So far, a range of surveys has been carried out (topography, ecology, arboreal, etc); vegetation cleared; and now the specialized task of repairing and restoring the walls, together with the replacement of doors and their frames is being carried out.

Where little work is required, then little work will be done.  Significant conservation is required on sections in poor condition. This will involve the careful removal of stones and mortar (from the top down), clearing out roots and growth, and then rebuilding the historic fabric. This work presents an interesting opportunity to examine the stones used. It is possible, albeit unlikely, that carved abbey stone was used to build these walls but with the carved face turned inwards.

This work must be undertaken under the guidance of Historic England, using approved materials and appropriate methods and is to be overseen by a conservation architect.

As the site is a scheduled ancient monument, permission for this work has been sought from Historic England. The perimeter walls are shown in red and the internal walls in blue on the plan below.

project graph

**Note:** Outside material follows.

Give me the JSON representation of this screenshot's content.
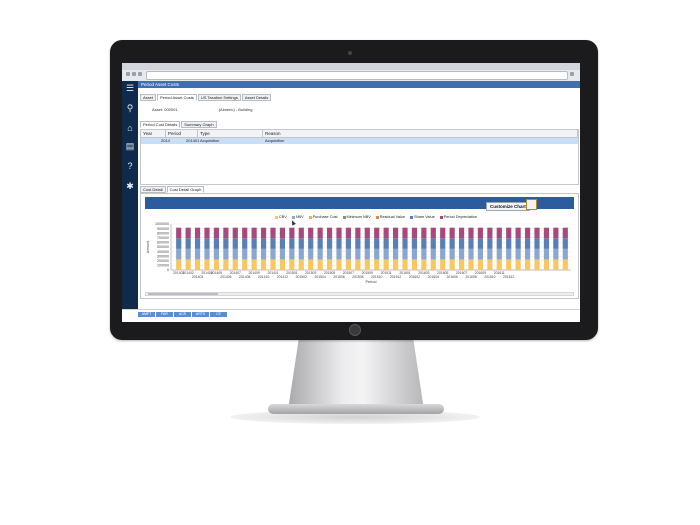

An excavated area in the corner of the churchyard was left open following previous archaeology; this area had become overgrown. It has been cleared of vegetation so that it can be photographed in detail and then filled. 

In order to facilitate fabric repairs and removal of rubbish, and to bring equipment and other items on to site, a new gateway in the southern boundary wall is to be created and a track laid across the land to the south to link with the existing access onto Abbey Road. This is being done with the approval of Historic England and other relevant bodies.